13. Sanxion - Sanxion remixes are a dime a dozen and this particular one does nothing to emerge from that grey mass. It's uninspired and, well, grey like a boring rainy day. Oh yeah, I forgot: it uses a stomping base, too - which satisfied the BIT Live crowd, but doesn't sound that good on a CD.
14. Flimbo's Quest - A cute, fun and happy tune that is very likeable. I don't think many people will dislike this one.
15. Crazy Comets - Starts out funky style, which brought a huge smile on my face, but later the lead sound somehow kills it for me. Maybe using a sax or brass instruments would've worked better here to keep it in style.
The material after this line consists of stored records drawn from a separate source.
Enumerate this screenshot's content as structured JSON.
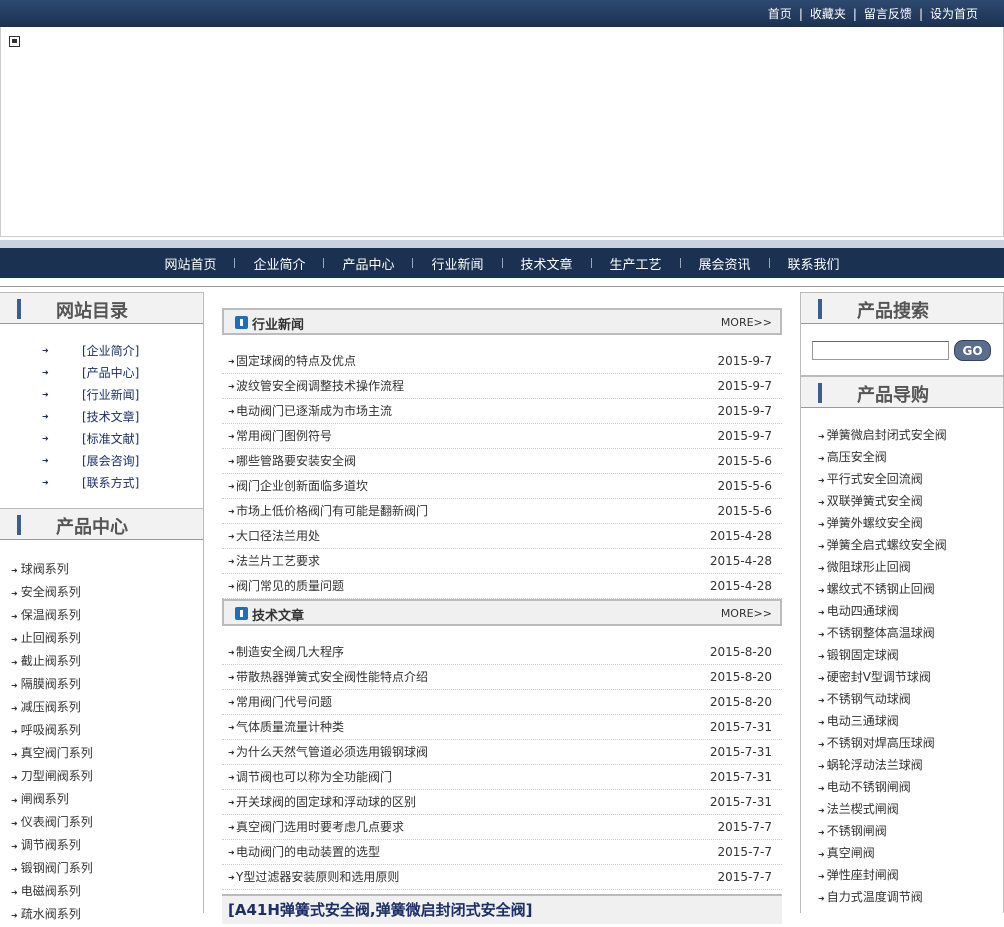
{
  "topbar": {
    "links": [
      "首页",
      "收藏夹",
      "留言反馈",
      "设为首页"
    ]
  },
  "nav": {
    "items": [
      "网站首页",
      "企业简介",
      "产品中心",
      "行业新闻",
      "技术文章",
      "生产工艺",
      "展会资讯",
      "联系我们"
    ]
  },
  "left": {
    "directory_title": "网站目录",
    "directory": [
      "[企业简介]",
      "[产品中心]",
      "[行业新闻]",
      "[技术文章]",
      "[标准文献]",
      "[展会咨询]",
      "[联系方式]"
    ],
    "products_title": "产品中心",
    "products": [
      "球阀系列",
      "安全阀系列",
      "保温阀系列",
      "止回阀系列",
      "截止阀系列",
      "隔膜阀系列",
      "减压阀系列",
      "呼吸阀系列",
      "真空阀门系列",
      "刀型闸阀系列",
      "闸阀系列",
      "仪表阀门系列",
      "调节阀系列",
      "锻钢阀门系列",
      "电磁阀系列",
      "疏水阀系列"
    ]
  },
  "industry_news": {
    "title": "行业新闻",
    "more": "MORE>>",
    "items": [
      {
        "text": "固定球阀的特点及优点",
        "date": "2015-9-7"
      },
      {
        "text": "波纹管安全阀调整技术操作流程",
        "date": "2015-9-7"
      },
      {
        "text": "电动阀门已逐渐成为市场主流",
        "date": "2015-9-7"
      },
      {
        "text": "常用阀门图例符号",
        "date": "2015-9-7"
      },
      {
        "text": "哪些管路要安装安全阀",
        "date": "2015-5-6"
      },
      {
        "text": "阀门企业创新面临多道坎",
        "date": "2015-5-6"
      },
      {
        "text": "市场上低价格阀门有可能是翻新阀门",
        "date": "2015-5-6"
      },
      {
        "text": "大口径法兰用处",
        "date": "2015-4-28"
      },
      {
        "text": "法兰片工艺要求",
        "date": "2015-4-28"
      },
      {
        "text": "阀门常见的质量问题",
        "date": "2015-4-28"
      }
    ]
  },
  "tech_articles": {
    "title": "技术文章",
    "more": "MORE>>",
    "items": [
      {
        "text": "制造安全阀几大程序",
        "date": "2015-8-20"
      },
      {
        "text": "带散热器弹簧式安全阀性能特点介绍",
        "date": "2015-8-20"
      },
      {
        "text": "常用阀门代号问题",
        "date": "2015-8-20"
      },
      {
        "text": "气体质量流量计种类",
        "date": "2015-7-31"
      },
      {
        "text": "为什么天然气管道必须选用锻钢球阀",
        "date": "2015-7-31"
      },
      {
        "text": "调节阀也可以称为全功能阀门",
        "date": "2015-7-31"
      },
      {
        "text": "开关球阀的固定球和浮动球的区别",
        "date": "2015-7-31"
      },
      {
        "text": "真空阀门选用时要考虑几点要求",
        "date": "2015-7-7"
      },
      {
        "text": "电动阀门的电动装置的选型",
        "date": "2015-7-7"
      },
      {
        "text": "Y型过滤器安装原则和选用原则",
        "date": "2015-7-7"
      }
    ]
  },
  "feature": {
    "title": "[A41H弹簧式安全阀,弹簧微启封闭式安全阀]"
  },
  "right": {
    "search_title": "产品搜索",
    "go": "GO",
    "guide_title": "产品导购",
    "guide": [
      "弹簧微启封闭式安全阀",
      "高压安全阀",
      "平行式安全回流阀",
      "双联弹簧式安全阀",
      "弹簧外螺纹安全阀",
      "弹簧全启式螺纹安全阀",
      "微阻球形止回阀",
      "螺纹式不锈钢止回阀",
      "电动四通球阀",
      "不锈钢整体高温球阀",
      "锻钢固定球阀",
      "硬密封V型调节球阀",
      "不锈钢气动球阀",
      "电动三通球阀",
      "不锈钢对焊高压球阀",
      "蜗轮浮动法兰球阀",
      "电动不锈钢闸阀",
      "法兰楔式闸阀",
      "不锈钢闸阀",
      "真空闸阀",
      "弹性座封闸阀",
      "自力式温度调节阀"
    ]
  }
}
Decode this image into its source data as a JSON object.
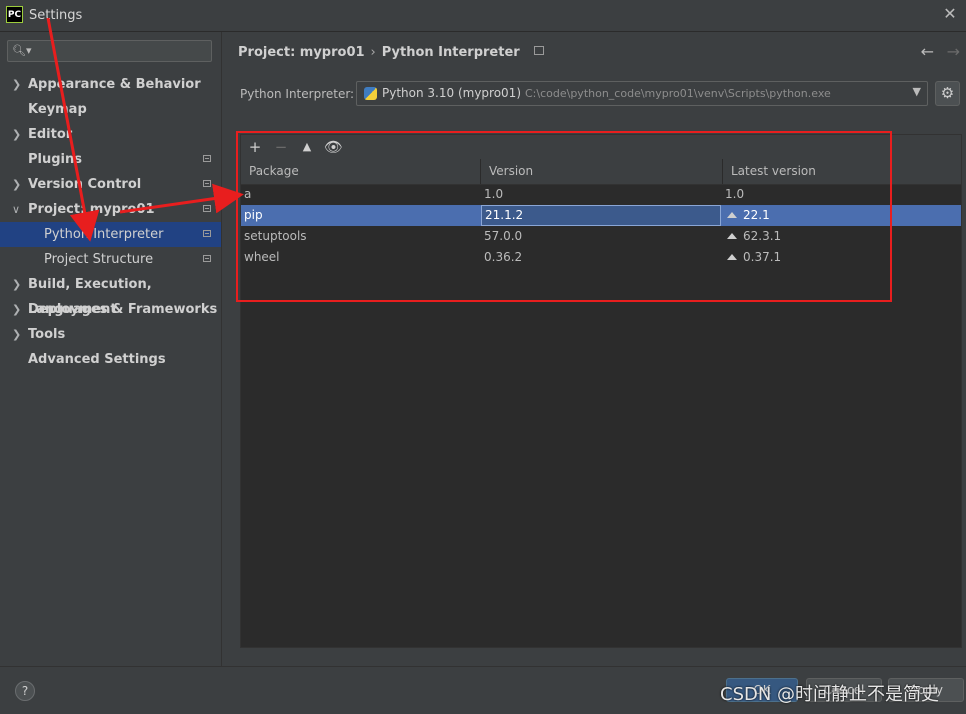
{
  "window": {
    "title": "Settings",
    "logo": "PC"
  },
  "sidebar": {
    "search_placeholder": "",
    "items": [
      {
        "label": "Appearance & Behavior",
        "expandable": true,
        "expanded": false
      },
      {
        "label": "Keymap",
        "expandable": false
      },
      {
        "label": "Editor",
        "expandable": true,
        "expanded": false
      },
      {
        "label": "Plugins",
        "expandable": false,
        "pinned": true
      },
      {
        "label": "Version Control",
        "expandable": true,
        "expanded": false,
        "pinned": true
      },
      {
        "label": "Project: mypro01",
        "expandable": true,
        "expanded": true,
        "pinned": true
      },
      {
        "label": "Python Interpreter",
        "child": true,
        "selected": true,
        "pinned": true
      },
      {
        "label": "Project Structure",
        "child": true,
        "pinned": true
      },
      {
        "label": "Build, Execution, Deployment",
        "expandable": true,
        "expanded": false
      },
      {
        "label": "Languages & Frameworks",
        "expandable": true,
        "expanded": false
      },
      {
        "label": "Tools",
        "expandable": true,
        "expanded": false
      },
      {
        "label": "Advanced Settings",
        "expandable": false
      }
    ]
  },
  "breadcrumb": {
    "project": "Project: mypro01",
    "page": "Python Interpreter"
  },
  "interpreter": {
    "label": "Python Interpreter:",
    "name": "Python 3.10 (mypro01)",
    "path": "C:\\code\\python_code\\mypro01\\venv\\Scripts\\python.exe"
  },
  "packages": {
    "columns": [
      "Package",
      "Version",
      "Latest version"
    ],
    "rows": [
      {
        "package": "a",
        "version": "1.0",
        "latest": "1.0",
        "upgrade": false
      },
      {
        "package": "pip",
        "version": "21.1.2",
        "latest": "22.1",
        "upgrade": true,
        "selected": true
      },
      {
        "package": "setuptools",
        "version": "57.0.0",
        "latest": "62.3.1",
        "upgrade": true
      },
      {
        "package": "wheel",
        "version": "0.36.2",
        "latest": "0.37.1",
        "upgrade": true
      }
    ]
  },
  "footer": {
    "help": "?",
    "ok": "OK",
    "cancel": "Cancel",
    "apply": "Apply"
  },
  "watermark": "CSDN @时间静止不是简史",
  "colors": {
    "selection": "#2f65ca",
    "annotation": "#e81e1e",
    "background": "#3c3f41"
  }
}
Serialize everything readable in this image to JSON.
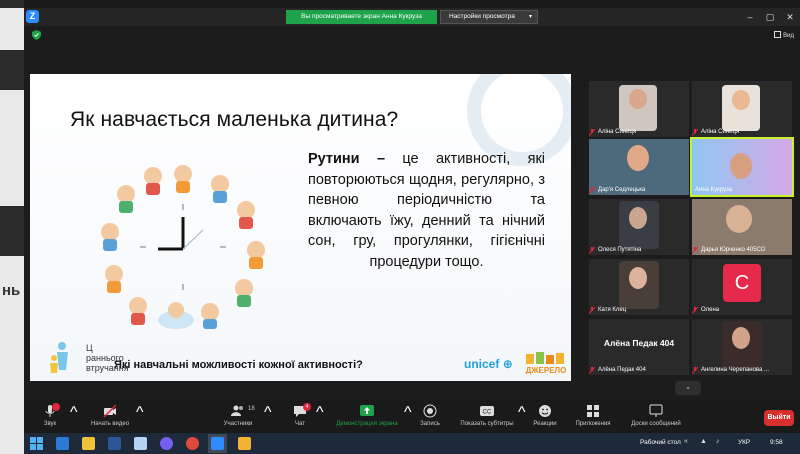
{
  "window": {
    "app_icon_letter": "Z",
    "share_banner": "Вы просматриваете экран Анна Кукруза",
    "view_settings": "Настройки просмотра",
    "view_toggle": "Вид"
  },
  "desktop": {
    "ghost_text": "нь"
  },
  "slide": {
    "title": "Як навчається маленька дитина?",
    "body_bold": "Рутини –",
    "body_text": " це активності, які повторюються щодня, регулярно, з певною періодичністю та включають їжу, денний та нічний сон, гру, прогулянки, гігієнічні процедури тощо.",
    "question": "Які навчальні можливості кожної активності?",
    "left_logo": "Ранньої втручання",
    "left_logo_line1": "Ц",
    "left_logo_line2": "раннього",
    "left_logo_line3": "втручання",
    "unicef": "unicef",
    "dzherelo": "ДЖЕРЕЛО"
  },
  "participants": [
    {
      "name": "Аліна Синиця",
      "muted": true
    },
    {
      "name": "Аліна Синиця",
      "muted": true
    },
    {
      "name": "Дар'я Седлецька",
      "muted": true
    },
    {
      "name": "Анна Кукруза",
      "muted": false,
      "active": true
    },
    {
      "name": "Олеся Путятіна",
      "muted": true
    },
    {
      "name": "Дарья Юрченко 405СО",
      "muted": true
    },
    {
      "name": "Катя Клец",
      "muted": true
    },
    {
      "name": "Олена",
      "muted": true,
      "avatar_letter": "С"
    },
    {
      "name": "Алёна Педак 404",
      "muted": true,
      "big_name": "Алёна Педак 404"
    },
    {
      "name": "Ангелина Черепанова ...",
      "muted": true
    }
  ],
  "toolbar": {
    "audio": "Звук",
    "video": "Начать видео",
    "participants": "Участники",
    "participants_count": "18",
    "chat": "Чат",
    "chat_badge": "4",
    "share": "Демонстрация экрана",
    "record": "Запись",
    "subtitles": "Показать субтитры",
    "reactions": "Реакции",
    "apps": "Приложения",
    "whiteboard": "Доски сообщений",
    "leave": "Выйти"
  },
  "taskbar": {
    "desktop_label": "Рабочий стол",
    "lang": "УКР",
    "time": "9:58"
  },
  "colors": {
    "share_green": "#1fa34a",
    "active_border": "#c8f229",
    "leave_red": "#d72f2f",
    "muted_red": "#e0263c",
    "zoom_blue": "#2d8cff"
  }
}
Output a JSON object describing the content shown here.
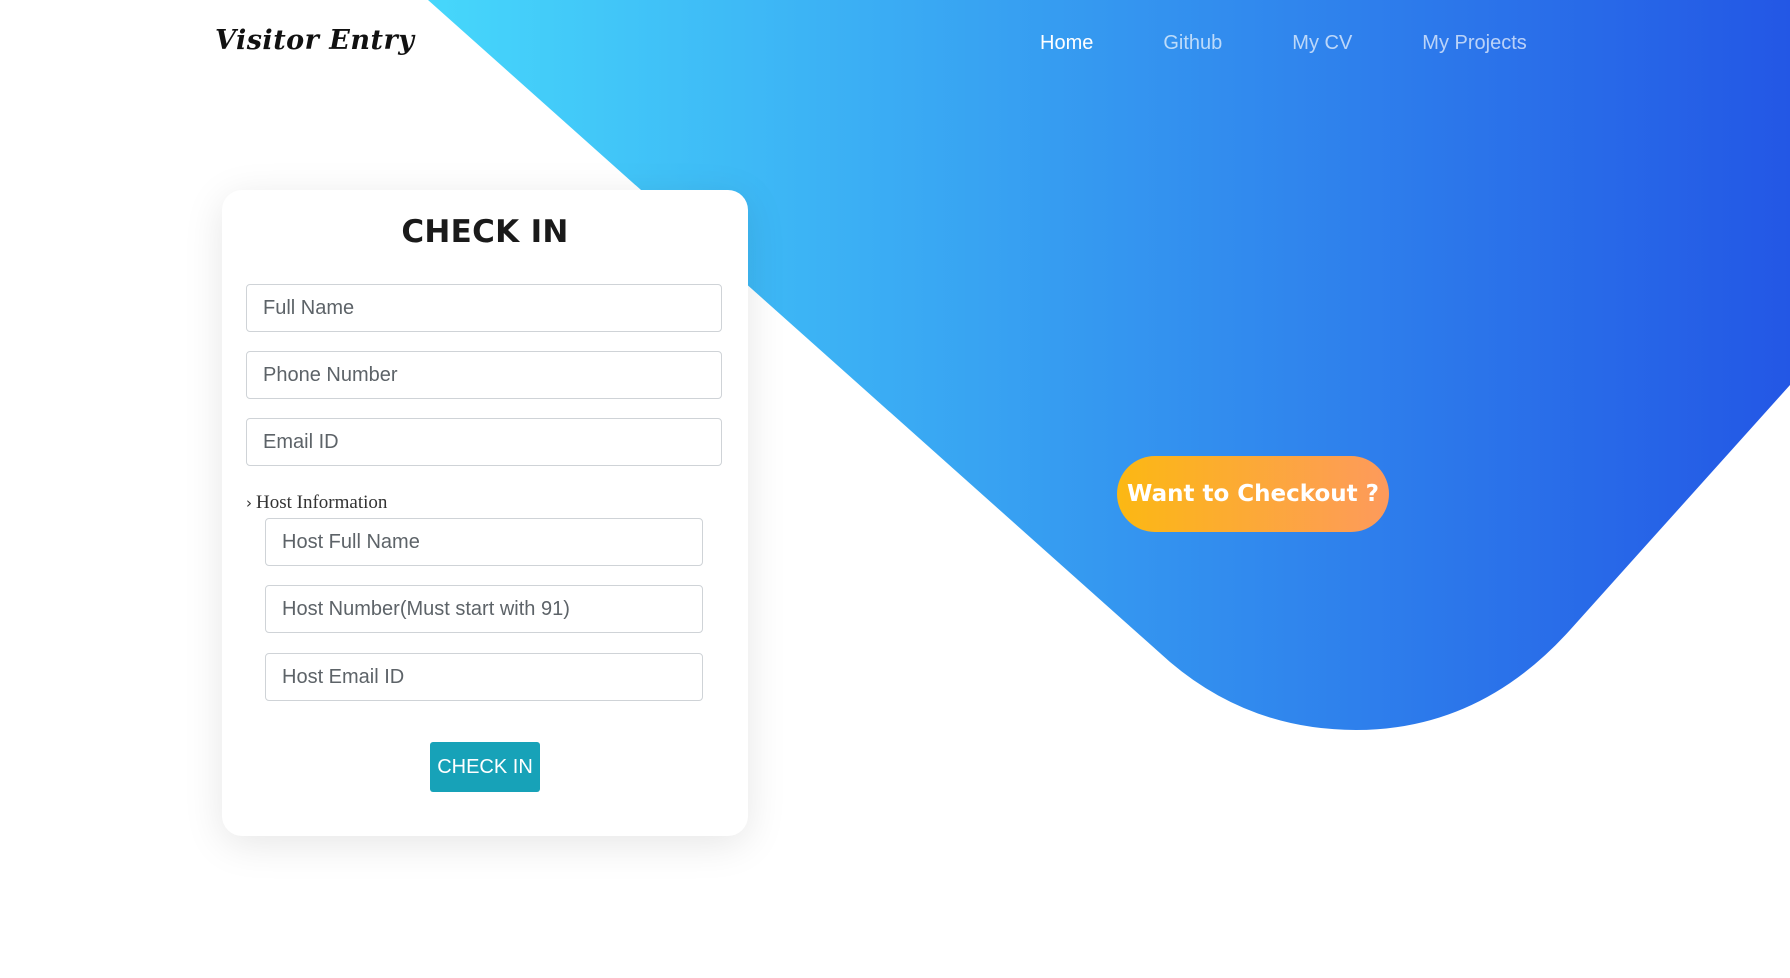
{
  "brand": {
    "logo_text": "Visitor Entry"
  },
  "nav": {
    "items": [
      {
        "label": "Home",
        "active": true
      },
      {
        "label": "Github",
        "active": false
      },
      {
        "label": "My CV",
        "active": false
      },
      {
        "label": "My Projects",
        "active": false
      }
    ]
  },
  "form": {
    "title": "CHECK IN",
    "full_name_placeholder": "Full Name",
    "phone_placeholder": "Phone Number",
    "email_placeholder": "Email ID",
    "host_section_label": "Host Information",
    "host_name_placeholder": "Host Full Name",
    "host_number_placeholder": "Host Number(Must start with 91)",
    "host_email_placeholder": "Host Email ID",
    "submit_label": "CHECK IN"
  },
  "hero": {
    "checkout_label": "Want to Checkout ?"
  },
  "colors": {
    "gradient_start": "#46d7fb",
    "gradient_end": "#2357e5",
    "checkout_start": "#fcb813",
    "checkout_end": "#fd9a5c",
    "submit": "#17a2b8"
  },
  "icons": {
    "host_toggle": "chevron-right-icon"
  }
}
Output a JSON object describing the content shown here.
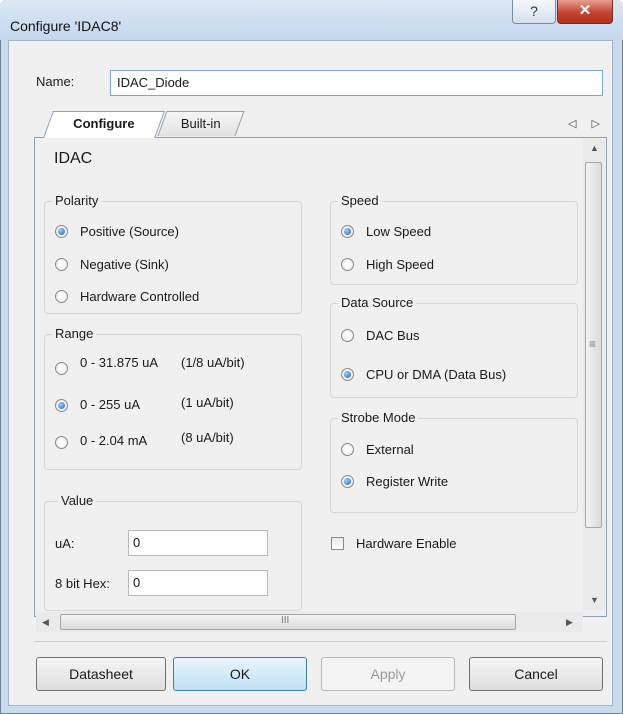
{
  "window": {
    "title": "Configure 'IDAC8'",
    "help_glyph": "?",
    "close_glyph": "✕"
  },
  "name": {
    "label": "Name:",
    "value": "IDAC_Diode"
  },
  "tabs": [
    {
      "label": "Configure",
      "active": true
    },
    {
      "label": "Built-in",
      "active": false
    }
  ],
  "tab_arrows": "◁ ▷",
  "panel": {
    "title": "IDAC"
  },
  "polarity": {
    "label": "Polarity",
    "options": [
      {
        "label": "Positive (Source)",
        "selected": true
      },
      {
        "label": "Negative (Sink)",
        "selected": false
      },
      {
        "label": "Hardware Controlled",
        "selected": false
      }
    ]
  },
  "range": {
    "label": "Range",
    "options": [
      {
        "label": "0 - 31.875 uA",
        "note": "(1/8 uA/bit)",
        "selected": false
      },
      {
        "label": "0 - 255 uA",
        "note": "(1 uA/bit)",
        "selected": true
      },
      {
        "label": "0 - 2.04 mA",
        "note": "(8 uA/bit)",
        "selected": false
      }
    ]
  },
  "value": {
    "label": "Value",
    "ua_label": "uA:",
    "ua_value": "0",
    "hex_label": "8 bit Hex:",
    "hex_value": "0"
  },
  "speed": {
    "label": "Speed",
    "options": [
      {
        "label": "Low Speed",
        "selected": true
      },
      {
        "label": "High Speed",
        "selected": false
      }
    ]
  },
  "data_source": {
    "label": "Data Source",
    "options": [
      {
        "label": "DAC Bus",
        "selected": false
      },
      {
        "label": "CPU or DMA (Data Bus)",
        "selected": true
      }
    ]
  },
  "strobe_mode": {
    "label": "Strobe Mode",
    "options": [
      {
        "label": "External",
        "selected": false
      },
      {
        "label": "Register Write",
        "selected": true
      }
    ]
  },
  "hardware_enable": {
    "label": "Hardware Enable",
    "checked": false
  },
  "scroll": {
    "up": "▲",
    "down": "▼",
    "left": "◀",
    "right": "▶",
    "grip_v": "≡",
    "grip_h": "III"
  },
  "buttons": {
    "datasheet": "Datasheet",
    "ok": "OK",
    "apply": "Apply",
    "cancel": "Cancel"
  }
}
Interesting touch to leave the original SID drums in here and there. It's quite fun to listen to and if your body is not gyrating when you're listening to this, you are deaf.
16. Monty on the Run - A dizzying array of instruments make this complex tune lots of fun to listen to, otherwise no surprises in the arrangement: it's the high quality stuff we can now start to expect from these guys. This track would've been better placed toward the middle of the CD, though: we get this mad rush with a violin at the end - then total silence. It's a climax without proper resolution.
It's hard to determine the style of this album, mostly because it varies so much from one track to the other: some are stompy club tunes (most created for the BIT Live event that was held in a club), others are great poppy synth pieces, yet others are calm and relaxing. Besides "Way of the Exploding Fist" which basically appeared on "Nexus 6581" first, 7 of the other tracks are covering SIDs that were also covered on BIT1 - and Chris openly admits it. Don't expect the same old stuff, though: they are covered in a completely different way on this album.
However, when Chris claims that this album is "more acoustic" than his previous works - puh-lease, this is synthetizer music, period. In spirit, though, the love of SID tunes definitely shines through. The tracks were arranged with great care, they are fun to listen to, and they were mastered to perfection before they were burnt on CDs en masse.
But should you spend your heard-earned money on this CD? That's hard to say, because Karma 64 represents such a wide rainbow of styles: somebody might think it's worth buying it just for those tracks that he likes on it, others might not think the same. Either way, your best bet is to first listen to the samples at http://www.slowpoison.org and then decide yourself.